Material innovation used in Mexican penthouse
In the heart of Mexico City lies the Condesa district created around what was once a racetrack and today a unique and vibrant neighbourhood of the city. The Ozuluama Residence is located at an intersection of Condesa’s tree-lined streets and consists of a penthouse with two terraces and a lookout on top of an existing 3-storey building.
The new roof top appears like a nomadic structure floating above the diverse urban topography of Mexico City. The owners inhabit the penthouse six months of the year and the rest of the time it is used by friends, visitors and artists that stay in the city.
The structure was designed to reflect the movements of its transient inhabitants in an origami-like morphology. The folding dynamic form creates a seemingly temporary habitat with continuous inside and outside spaces on two levels and generous views of the city. The building’s skeleton is made of steel and is completely enveloped in pearl-grey acrylic-polymer Corian panels, the first time this material was used as an entire building envelope.

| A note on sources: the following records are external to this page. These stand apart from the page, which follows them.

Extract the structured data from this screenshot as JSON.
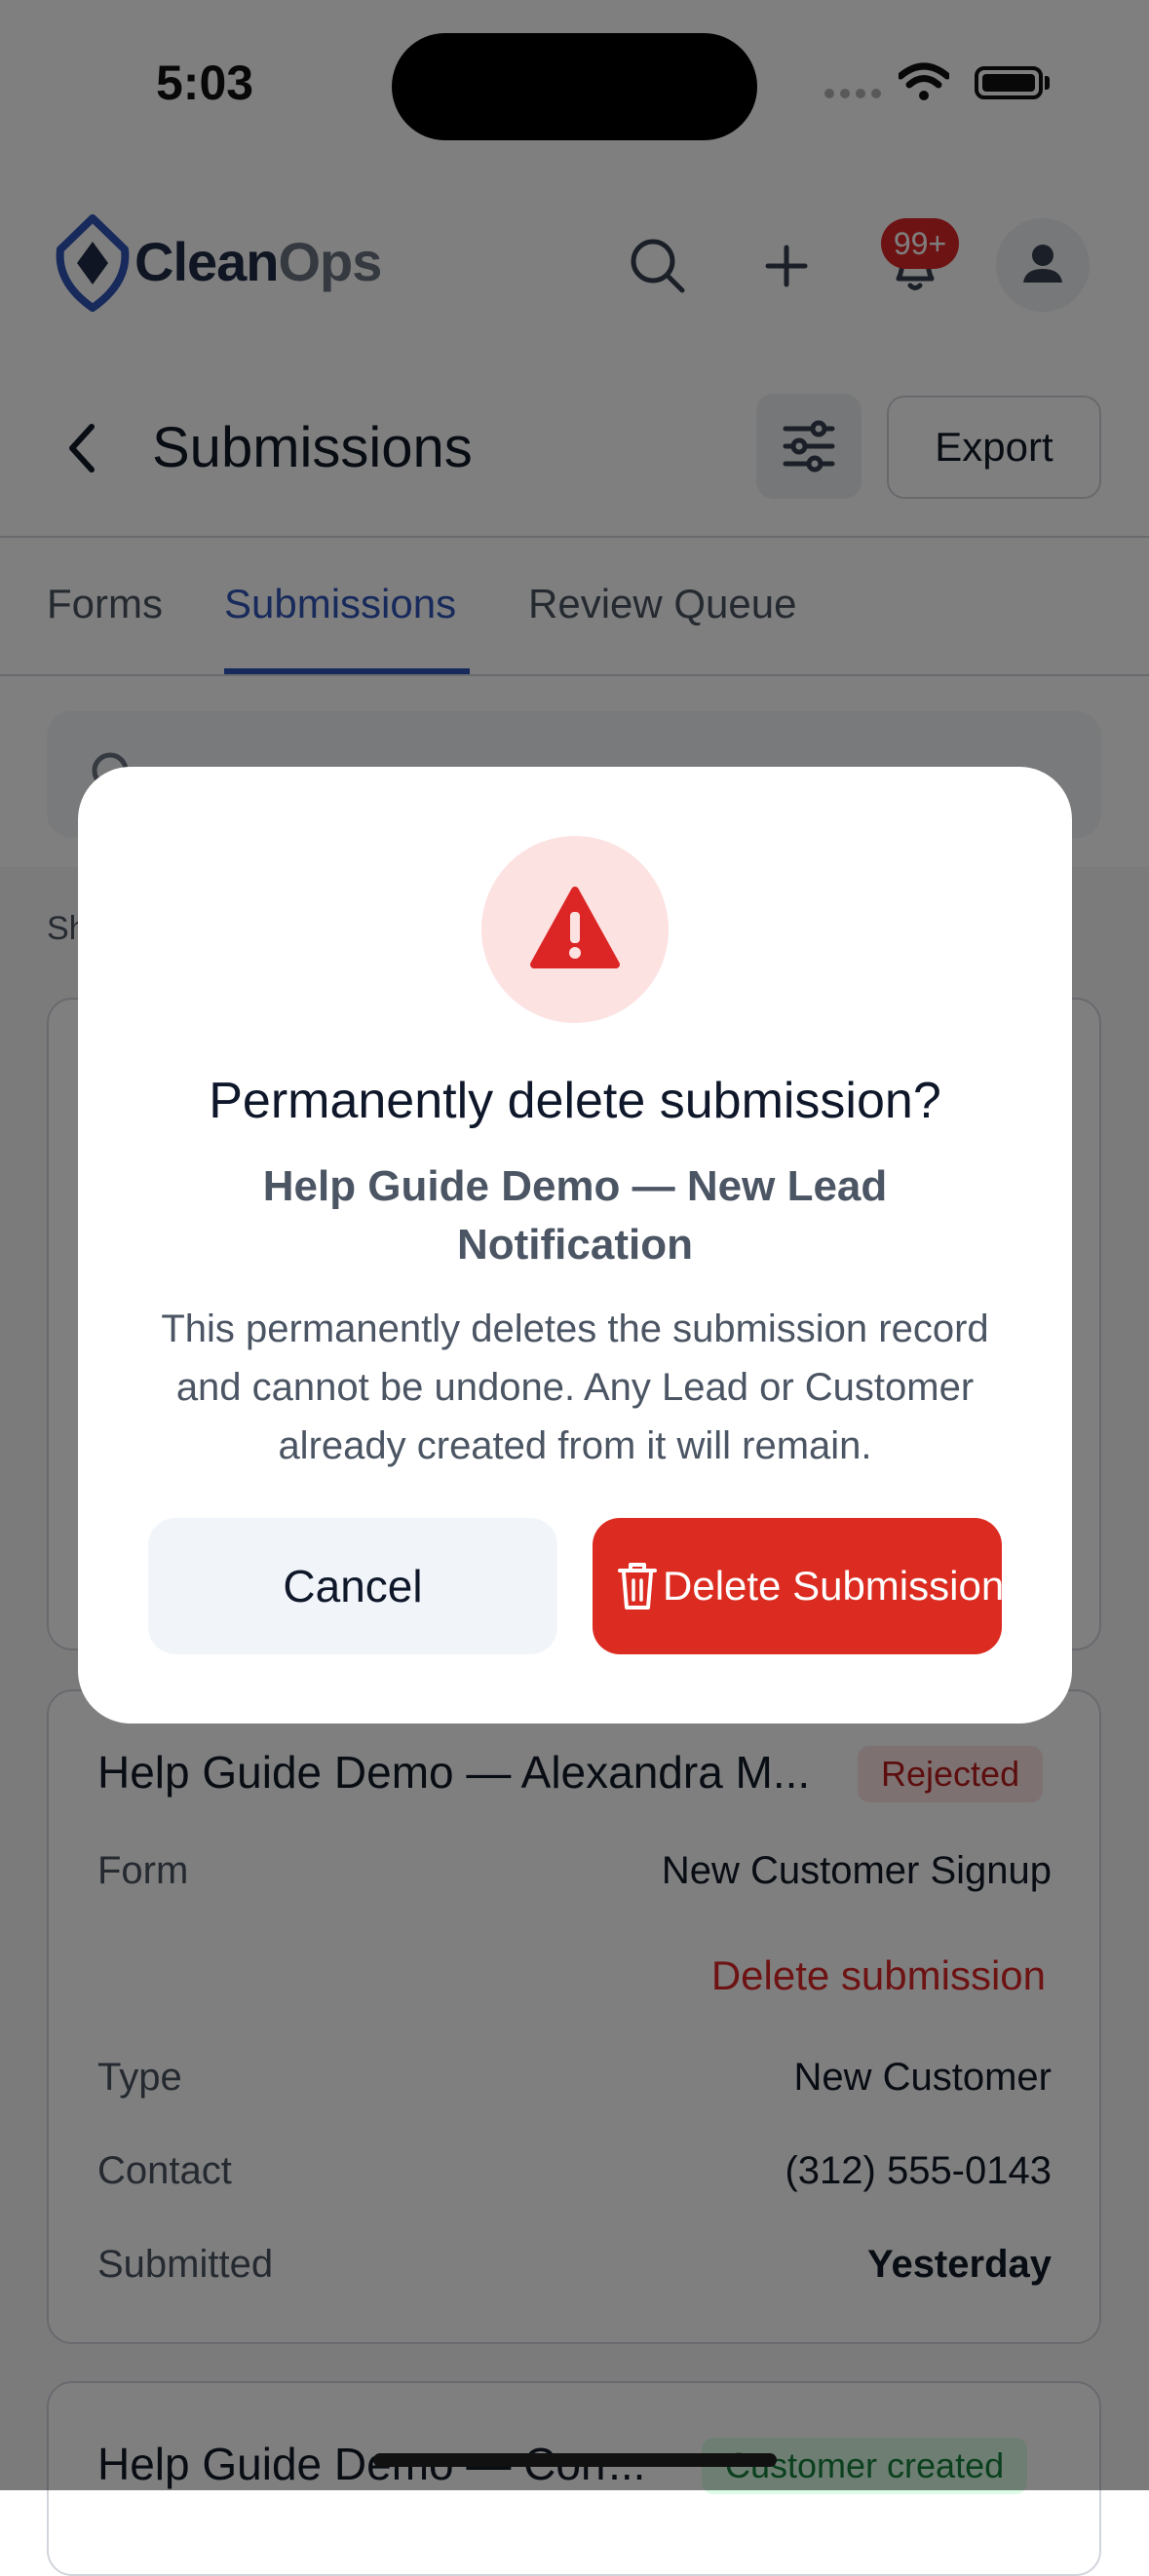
{
  "status_bar": {
    "time": "5:03"
  },
  "header": {
    "logo_part1": "Clean",
    "logo_part2": "Ops",
    "notification_count": "99+"
  },
  "page": {
    "title": "Submissions",
    "export_label": "Export"
  },
  "tabs": [
    {
      "label": "Forms"
    },
    {
      "label": "Submissions"
    },
    {
      "label": "Review Queue"
    }
  ],
  "list": {
    "showing_prefix": "Sh",
    "cards": [
      {
        "title": "Help Guide Demo — Alexandra M...",
        "status": "Rejected",
        "rows": [
          {
            "label": "Form",
            "value": "New Customer Signup"
          },
          {
            "label": "Type",
            "value": "New Customer"
          },
          {
            "label": "Contact",
            "value": "(312) 555-0143"
          },
          {
            "label": "Submitted",
            "value": "Yesterday"
          }
        ],
        "delete_label": "Delete submission"
      },
      {
        "title": "Help Guide Demo — Corr...",
        "status": "Customer created"
      }
    ]
  },
  "dialog": {
    "title": "Permanently delete submission?",
    "subtitle": "Help Guide Demo — New Lead Notification",
    "body": "This permanently deletes the submission record and cannot be undone. Any Lead or Customer already created from it will remain.",
    "cancel_label": "Cancel",
    "delete_label": "Delete Submission"
  },
  "colors": {
    "brand_blue": "#2f55b7",
    "danger": "#dc2b20",
    "overlay": "rgba(0,0,0,0.5)"
  },
  "icons": [
    "wifi-icon",
    "battery-icon",
    "search-icon",
    "plus-icon",
    "bell-icon",
    "user-icon",
    "chevron-left-icon",
    "sliders-icon",
    "warning-icon",
    "trash-icon"
  ]
}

Overhangs and the thoughtful orientation of interior spaces and openings moderate the climate of the penthouse, which can also be adjusted by providing cross ventilation through operable windows in the glass façade and at the highest point of the roof construction.
The floors covering the entire penthouse- from the moment you enter, to the moment you step into the bathtub- are of Santo Tomas marble, a local stone usually employed as flooring in the city’s subway stations, churches and other public spaces. Thus the echoes of the outside are folded in quietly into a private space, further re-enforcing the notion of a transient, temporal habitat.